> [Work request]
Whenever a line of the records below contains the word "right", copy that line.

> [Supplied material]
☆ ☆ ☆ ☆ ☆

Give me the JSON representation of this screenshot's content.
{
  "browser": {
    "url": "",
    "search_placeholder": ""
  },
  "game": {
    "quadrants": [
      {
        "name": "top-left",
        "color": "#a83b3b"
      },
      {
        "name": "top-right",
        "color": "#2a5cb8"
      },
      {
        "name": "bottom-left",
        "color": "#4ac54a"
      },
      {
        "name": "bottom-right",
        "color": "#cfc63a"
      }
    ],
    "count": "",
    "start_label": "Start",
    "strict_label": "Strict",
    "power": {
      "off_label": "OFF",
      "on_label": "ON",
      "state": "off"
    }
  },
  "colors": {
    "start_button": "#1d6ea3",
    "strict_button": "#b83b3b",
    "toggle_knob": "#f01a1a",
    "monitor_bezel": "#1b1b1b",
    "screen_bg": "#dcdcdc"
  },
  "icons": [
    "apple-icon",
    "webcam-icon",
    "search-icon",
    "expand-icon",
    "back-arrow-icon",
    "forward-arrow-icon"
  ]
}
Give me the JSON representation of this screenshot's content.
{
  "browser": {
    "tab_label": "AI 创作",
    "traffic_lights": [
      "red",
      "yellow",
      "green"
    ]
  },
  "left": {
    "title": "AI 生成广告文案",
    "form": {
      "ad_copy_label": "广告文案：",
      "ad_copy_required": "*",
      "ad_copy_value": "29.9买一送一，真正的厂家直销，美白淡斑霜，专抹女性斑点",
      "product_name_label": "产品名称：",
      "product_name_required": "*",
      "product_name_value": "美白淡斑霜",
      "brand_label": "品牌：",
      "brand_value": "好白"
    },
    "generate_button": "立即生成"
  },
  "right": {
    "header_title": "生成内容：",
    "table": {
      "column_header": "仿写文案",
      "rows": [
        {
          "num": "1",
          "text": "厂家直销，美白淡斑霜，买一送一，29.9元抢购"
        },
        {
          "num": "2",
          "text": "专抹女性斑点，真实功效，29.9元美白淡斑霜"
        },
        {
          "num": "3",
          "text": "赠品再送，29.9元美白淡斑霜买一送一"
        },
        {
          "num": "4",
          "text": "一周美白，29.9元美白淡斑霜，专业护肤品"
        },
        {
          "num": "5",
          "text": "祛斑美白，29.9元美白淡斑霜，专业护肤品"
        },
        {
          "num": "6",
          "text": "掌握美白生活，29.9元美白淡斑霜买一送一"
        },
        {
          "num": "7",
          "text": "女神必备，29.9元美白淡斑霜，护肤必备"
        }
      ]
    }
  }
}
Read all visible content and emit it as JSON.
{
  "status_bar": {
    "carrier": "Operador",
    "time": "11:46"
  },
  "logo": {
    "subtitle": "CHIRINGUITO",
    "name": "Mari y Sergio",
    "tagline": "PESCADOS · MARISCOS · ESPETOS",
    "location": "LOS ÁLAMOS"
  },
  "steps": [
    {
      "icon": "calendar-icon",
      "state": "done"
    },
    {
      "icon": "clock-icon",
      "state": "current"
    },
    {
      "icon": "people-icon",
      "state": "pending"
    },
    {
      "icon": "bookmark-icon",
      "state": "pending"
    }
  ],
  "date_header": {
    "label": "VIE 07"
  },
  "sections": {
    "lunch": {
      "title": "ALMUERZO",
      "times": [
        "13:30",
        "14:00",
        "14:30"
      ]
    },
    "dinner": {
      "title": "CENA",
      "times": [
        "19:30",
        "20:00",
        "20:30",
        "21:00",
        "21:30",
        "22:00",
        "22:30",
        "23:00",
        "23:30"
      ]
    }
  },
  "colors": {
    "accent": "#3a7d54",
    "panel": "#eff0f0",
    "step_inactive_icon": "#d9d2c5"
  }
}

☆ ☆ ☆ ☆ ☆

> [Written response]
        "name": "top-right",
        "name": "bottom-right",
  "right": {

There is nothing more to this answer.